Because towards the end to the Russian era, all those good and liberal beginnings stopped. The subsequent tsars, including the last monarch Nicholas II, pursued the policy of Russification of possessions. This affected the Poles and Finns. For example, Finland had always used its own postage stamps. Then suddenly they were substituted by Russian ones. In addition, there was a great push to increase the use Russian language. The Finns did not like it. So the rights of indigenous people were infringed. In general, the national question took some steps back.
And then the October Revolution came to the rescue and, especially, Lenin ...
It has to be said that the Finns first helped Lenin, when he had to hide from the Russian police. In Tampere, the house where he was hiding, was converted into a museum to Lenin. They say that Lenin agreed to accept Finland's independence as a kind of gratitude for the hospitality of the Finns. Many historians do, however, believe that the reason was much more pragmatic. At that time of Troubles, Soviet Russia hardly managed to defend itself from “White” generals, both in the Far East and in the south. So to have another front near Petrograd could hardly be afforded. Therefore, Finland's separation at that period for the new government seemed to be a remarkable solution.

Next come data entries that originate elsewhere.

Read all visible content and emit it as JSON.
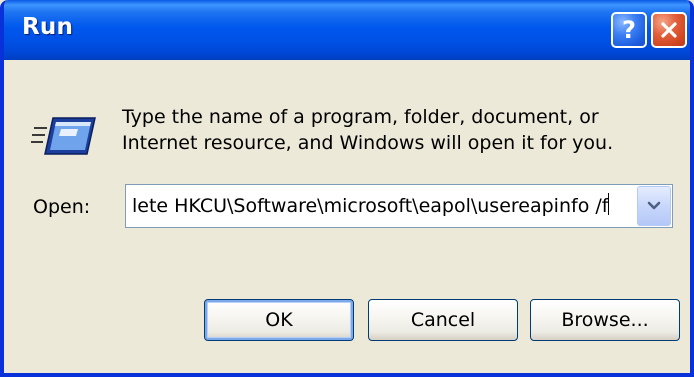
{
  "window": {
    "title": "Run",
    "help_label": "?",
    "colors": {
      "titlebar": "#0058ee",
      "frame": "#0831d9",
      "body": "#ece9d8",
      "close": "#d04622",
      "help": "#3c7ff3"
    }
  },
  "dialog": {
    "icon": "run-icon",
    "message_line1": "Type the name of a program, folder, document, or",
    "message_line2": "Internet resource, and Windows will open it for you.",
    "open_label": "Open:",
    "open_value": "lete HKCU\\Software\\microsoft\\eapol\\usereapinfo /f",
    "dropdown_icon": "chevron-down-icon"
  },
  "buttons": {
    "ok": "OK",
    "cancel": "Cancel",
    "browse": "Browse..."
  }
}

Here, in the context of the latest developments with Catalonia, the following question arises: in the declaration of independence, was Russia's opinion (recognition) really important?
Of course. After all, the essence of independence does not lie in self-recognition. It is essential to get recognition from the countries that have importance. For example, both Sweden and France were ready to recognise Finland as a new sovereign state only if Russia recognised it. Therefore, the Finnish government turned to Lenin. Thus, on 18 December (31, N. S. - New Style date), 1917, the independence of the Republic of Finland was recognised by the government of the Russian Soviet Republic, and on 23 December, 1917 (5 January, 1918 N. S.) by the All-Russian Central Executive Committee of Soviet Workers' and Soldiers' Deputies. By the way, during the first week of 1918, Finland's independence was recognised by seven countries.
But why is there no monument to Lenin in Finland after all he did?
Because of subsequent bloody events that did not take long to unfold. At the end of January, civil war broke out in Finland between the so called “Reds”, the radical left, led by the Council of People's Commissioners of Finland; and the “Whites”, bourgeois-democratic forces of the Finnish senate. It was a terrible time for the country. Finland was on the verge of starvation because of the constant shortage of food. At the same time, both sides of the confrontation resorted to extrajudicial executions and terror. The “Reds” were supported by the Russian Soviet Republic, while the “Whites” received military support from the German Empire. Antipathy to Russia stemmed from the fact that in the end the national character of the war of liberation against Russia and the “Reds” was emphasised. The victorious “Whites” did not forget the support Russia had given to the “Reds”.
And then also the so-called Finnish War with the USSR ...
There is a Soviet version and Finnish version of the origin of that war. I will say only one thing. Most Finns are of the opinion that the Soviet Union somehow regretted “granting” independence to Finland and that's why tried to “return” it. By the way, they thought that this would be done in three days, but everything lasted much longer, because the Finnish Communists did not support the Soviets. After the war, the USSR took 11 per cent of the territory of Finland with the second largest city of Vyborg. According to the data, Finland had to resettle 430,000 Finnish residents who were forced to leave the areas ceded to Russia.